Maintain the Proper Perspective (1 Corinthians 7:29–31)
Paul addresses the question of whether the promised return of the Lord implies that Christians should abandon ordinary daily life, including work.
I mean, brothers and sisters, the appointed time has grown short; from now on . . . let those who buy [be] as though they had no possessions, and those who deal with the world as though they had no dealings with it. For the present form of this world is passing away. (1 Cor. 7:29–31)
Apparently some believers neglected family duties and ceased working, in the same way you might neglect to sweep the floor before moving to a new house. Paul had previously dealt with this situation in the church in Thessalonica and given unambiguous instructions.
Anyone unwilling to work should not eat. For we hear that some of you are living in idleness, mere busybodies, not doing any work. Now such persons we command and exhort in the Lord Jesus Christ to do their work quietly and to earn their own living. (2 Thess. 3:10–12)
Paul’s logic will be easier to understand if we recognize that 1 Cor. 7:29 does not indicate merely that “the time is short” in the sense that Jesus’ second coming is almost here. Paul uses a verb here that describes how an object is pushed together (synestalmenos), so that it becomes shorter or smaller as a whole. “Time has been compressed” might be a better translation, as suggested by the NASB rendering, or “Time has been shortened.” What Paul apparently means is that since Christ has come, the end of the vast expanse of time has at last become visible. “The future outcome of this world has become crystal clear,” writes scholar David E. Garland. 1 Cor. 7:31 explains that “the present form of this world is passing away.” The “present form” has the sense of “the way things are” in our fallen world of damaged social and economic relationships. Paul wants his readers to understand that Christ’s coming has already effected a change in the very fabric of life. The values and aspirations that are simply taken for granted in the present way of doing things are no longer operative for believers.

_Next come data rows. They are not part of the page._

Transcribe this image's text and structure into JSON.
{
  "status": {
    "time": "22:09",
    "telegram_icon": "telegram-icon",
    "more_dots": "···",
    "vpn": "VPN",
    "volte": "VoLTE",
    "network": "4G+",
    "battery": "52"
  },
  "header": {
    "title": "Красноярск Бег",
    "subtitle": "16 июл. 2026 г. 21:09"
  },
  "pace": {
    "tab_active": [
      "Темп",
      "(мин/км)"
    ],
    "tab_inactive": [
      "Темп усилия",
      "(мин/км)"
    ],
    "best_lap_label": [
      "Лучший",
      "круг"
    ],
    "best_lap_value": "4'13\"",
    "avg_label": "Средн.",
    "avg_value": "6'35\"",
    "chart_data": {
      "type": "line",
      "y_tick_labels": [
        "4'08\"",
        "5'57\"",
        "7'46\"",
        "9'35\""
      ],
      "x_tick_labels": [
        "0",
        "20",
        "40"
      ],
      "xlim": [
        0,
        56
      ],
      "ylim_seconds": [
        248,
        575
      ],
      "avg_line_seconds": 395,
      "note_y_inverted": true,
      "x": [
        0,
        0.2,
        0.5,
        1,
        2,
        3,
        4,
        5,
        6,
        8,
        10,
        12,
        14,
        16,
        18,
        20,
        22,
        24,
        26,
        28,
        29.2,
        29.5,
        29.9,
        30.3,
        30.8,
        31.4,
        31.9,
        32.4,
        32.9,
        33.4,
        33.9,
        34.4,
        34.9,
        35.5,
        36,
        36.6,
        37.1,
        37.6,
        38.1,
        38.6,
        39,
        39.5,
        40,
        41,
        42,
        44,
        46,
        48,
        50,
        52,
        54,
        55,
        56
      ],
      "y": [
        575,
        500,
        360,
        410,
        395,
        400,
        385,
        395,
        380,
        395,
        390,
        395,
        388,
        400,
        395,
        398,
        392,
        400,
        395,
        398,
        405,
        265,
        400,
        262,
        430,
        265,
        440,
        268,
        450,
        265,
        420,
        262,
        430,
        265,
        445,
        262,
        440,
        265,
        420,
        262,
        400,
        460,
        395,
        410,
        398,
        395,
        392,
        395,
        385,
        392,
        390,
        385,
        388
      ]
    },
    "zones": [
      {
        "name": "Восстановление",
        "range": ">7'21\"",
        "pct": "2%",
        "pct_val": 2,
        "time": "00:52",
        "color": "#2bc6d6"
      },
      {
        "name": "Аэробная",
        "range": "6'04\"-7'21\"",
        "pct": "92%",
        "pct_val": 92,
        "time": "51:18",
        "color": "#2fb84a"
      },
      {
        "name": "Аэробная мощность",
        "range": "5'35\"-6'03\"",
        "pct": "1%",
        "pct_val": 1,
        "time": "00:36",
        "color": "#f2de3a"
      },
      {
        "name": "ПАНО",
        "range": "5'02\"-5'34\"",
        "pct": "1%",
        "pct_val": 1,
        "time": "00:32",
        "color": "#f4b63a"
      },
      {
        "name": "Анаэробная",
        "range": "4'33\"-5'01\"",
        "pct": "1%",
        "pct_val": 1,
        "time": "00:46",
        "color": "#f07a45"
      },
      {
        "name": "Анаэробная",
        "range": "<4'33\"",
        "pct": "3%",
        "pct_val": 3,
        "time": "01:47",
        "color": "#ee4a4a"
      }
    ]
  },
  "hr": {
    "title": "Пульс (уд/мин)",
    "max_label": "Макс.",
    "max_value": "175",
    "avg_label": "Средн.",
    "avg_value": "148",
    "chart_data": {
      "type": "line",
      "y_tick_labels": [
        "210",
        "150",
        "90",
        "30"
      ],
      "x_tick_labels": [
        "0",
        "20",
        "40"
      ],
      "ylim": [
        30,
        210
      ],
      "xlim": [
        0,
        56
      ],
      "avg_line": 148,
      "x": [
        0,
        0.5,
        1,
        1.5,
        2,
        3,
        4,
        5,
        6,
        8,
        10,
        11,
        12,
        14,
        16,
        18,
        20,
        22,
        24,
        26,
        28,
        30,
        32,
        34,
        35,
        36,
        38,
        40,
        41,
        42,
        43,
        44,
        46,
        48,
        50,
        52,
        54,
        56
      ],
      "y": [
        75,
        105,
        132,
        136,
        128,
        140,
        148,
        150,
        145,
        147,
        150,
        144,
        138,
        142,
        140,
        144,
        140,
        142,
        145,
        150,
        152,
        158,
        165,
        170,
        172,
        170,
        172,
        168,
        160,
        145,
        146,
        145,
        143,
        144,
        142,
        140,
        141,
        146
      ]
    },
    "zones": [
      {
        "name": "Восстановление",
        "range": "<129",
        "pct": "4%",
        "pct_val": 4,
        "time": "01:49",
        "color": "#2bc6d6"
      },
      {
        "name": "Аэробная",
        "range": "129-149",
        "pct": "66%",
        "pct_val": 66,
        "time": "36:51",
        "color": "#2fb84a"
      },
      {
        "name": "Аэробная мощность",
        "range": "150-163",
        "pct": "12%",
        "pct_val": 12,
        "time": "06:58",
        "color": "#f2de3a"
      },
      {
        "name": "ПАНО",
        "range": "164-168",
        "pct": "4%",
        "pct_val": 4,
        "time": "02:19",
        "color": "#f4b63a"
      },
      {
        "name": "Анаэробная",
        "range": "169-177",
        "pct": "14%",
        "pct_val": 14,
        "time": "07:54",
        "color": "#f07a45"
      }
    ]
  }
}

The proper response to the compression of time is not to cease working but to work differently. The old attitudes toward everyday life and its affairs must be replaced. This brings us back to the paradoxical statements in 1 Corinthians 7:29–31. We should buy, yet be as though we have no possessions. We should deal with the world as though not dealing with the world as we know it. That is, we may make use of the things this world has to offer, but we shouldn’t accept the world’s values and principles when they get in the way of God’s kingdom. The things we buy, we should employ for the good of others instead of holding tightly to them. When we bargain in the market, we should seek the good of the person from whom we buy, not just our own interests. In other words, Paul is calling believers to “a radically new understanding of their relationship to the world.
Our old attitude is that we work to make life more comfortable and satisfying for ourselves and those close to us. We seek to gather things into our possession that we think will bring us status, security, and advantage over others. We compartmentalize worship of our gods first, then attention to our marriage second, then work third, and then civic engagement fourth, if we have any time and energy left. The new attitude is that we work to benefit ourselves, those close to us, and all those for whom Jesus worked and died. We seek to release the things in our possession for use where they will make the world more as God desires it. We integrate our lives of worship, family, work, and society and seek to invest in—rather than shuffle around—physical, intellectual, cultural, moral, and spiritual capital. In this we emulate the forefather of the people of God, Abraham, to whom God said, “I will bless you, and make your name great, so that you will be a blessing” (Gen. 12:2).
David E. Garland, 1 Corinthians, Baker Exegetical Commentary on the New Testament (Grand Rapids: Baker, 2003), 329.
Gordon Fee, The First Epistle to the Corinthians (Grand Rapids: Eerdmans, 1987), 336.